• [Your instructions]
Find the word "amount" in the listing, and copy out each line where it turns up.

──────── Provided material ────────

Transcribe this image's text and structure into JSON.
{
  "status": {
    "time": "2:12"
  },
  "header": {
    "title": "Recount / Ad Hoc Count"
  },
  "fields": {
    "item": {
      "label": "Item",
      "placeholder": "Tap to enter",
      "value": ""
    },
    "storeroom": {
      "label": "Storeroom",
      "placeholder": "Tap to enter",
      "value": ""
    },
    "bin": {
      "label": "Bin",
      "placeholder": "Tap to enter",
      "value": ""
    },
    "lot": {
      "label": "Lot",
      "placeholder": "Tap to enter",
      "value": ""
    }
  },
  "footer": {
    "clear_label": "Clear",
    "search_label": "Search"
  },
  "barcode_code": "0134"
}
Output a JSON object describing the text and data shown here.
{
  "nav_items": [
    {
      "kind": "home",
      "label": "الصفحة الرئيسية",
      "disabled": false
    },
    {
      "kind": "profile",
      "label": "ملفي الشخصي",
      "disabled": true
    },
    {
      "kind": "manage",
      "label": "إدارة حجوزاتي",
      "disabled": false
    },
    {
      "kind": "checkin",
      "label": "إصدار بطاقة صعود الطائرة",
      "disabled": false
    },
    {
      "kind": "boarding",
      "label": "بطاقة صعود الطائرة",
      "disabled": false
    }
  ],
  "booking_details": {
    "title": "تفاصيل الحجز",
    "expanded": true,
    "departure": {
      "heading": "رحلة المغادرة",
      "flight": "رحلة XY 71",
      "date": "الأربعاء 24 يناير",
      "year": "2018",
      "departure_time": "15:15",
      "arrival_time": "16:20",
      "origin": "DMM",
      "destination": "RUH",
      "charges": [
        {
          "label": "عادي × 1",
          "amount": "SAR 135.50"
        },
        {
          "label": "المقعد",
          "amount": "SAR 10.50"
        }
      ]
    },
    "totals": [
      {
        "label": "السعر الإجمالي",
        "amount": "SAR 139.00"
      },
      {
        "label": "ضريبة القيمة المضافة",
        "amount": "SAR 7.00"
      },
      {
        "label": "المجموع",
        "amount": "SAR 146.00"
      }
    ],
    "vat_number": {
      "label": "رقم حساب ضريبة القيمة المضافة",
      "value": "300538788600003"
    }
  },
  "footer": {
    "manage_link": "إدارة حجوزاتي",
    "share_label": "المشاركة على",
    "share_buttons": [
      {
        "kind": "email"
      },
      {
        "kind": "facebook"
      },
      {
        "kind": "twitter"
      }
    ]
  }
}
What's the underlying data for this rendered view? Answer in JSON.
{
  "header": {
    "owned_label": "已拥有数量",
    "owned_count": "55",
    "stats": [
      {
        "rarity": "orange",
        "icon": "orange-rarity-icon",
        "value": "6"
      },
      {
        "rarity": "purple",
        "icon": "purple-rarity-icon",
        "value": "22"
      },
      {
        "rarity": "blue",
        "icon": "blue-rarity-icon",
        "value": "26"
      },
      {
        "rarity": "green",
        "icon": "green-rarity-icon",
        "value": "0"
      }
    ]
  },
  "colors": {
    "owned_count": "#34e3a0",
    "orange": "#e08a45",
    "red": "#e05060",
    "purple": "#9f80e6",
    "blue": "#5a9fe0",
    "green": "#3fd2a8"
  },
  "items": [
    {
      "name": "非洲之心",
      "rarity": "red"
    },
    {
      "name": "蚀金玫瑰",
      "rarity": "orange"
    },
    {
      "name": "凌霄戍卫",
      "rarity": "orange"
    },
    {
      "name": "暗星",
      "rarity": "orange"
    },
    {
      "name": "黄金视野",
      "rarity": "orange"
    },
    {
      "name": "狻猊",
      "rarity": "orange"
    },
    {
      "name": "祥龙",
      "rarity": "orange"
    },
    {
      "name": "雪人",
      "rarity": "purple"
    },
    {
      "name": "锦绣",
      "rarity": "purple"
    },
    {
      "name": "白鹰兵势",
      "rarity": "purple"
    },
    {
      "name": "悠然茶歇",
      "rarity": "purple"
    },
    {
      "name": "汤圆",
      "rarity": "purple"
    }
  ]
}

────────

• [Solved problem]
          "amount": "SAR 135.50"
          "amount": "SAR 10.50"
        "amount": "SAR 139.00"
        "amount": "SAR 7.00"
        "amount": "SAR 146.00"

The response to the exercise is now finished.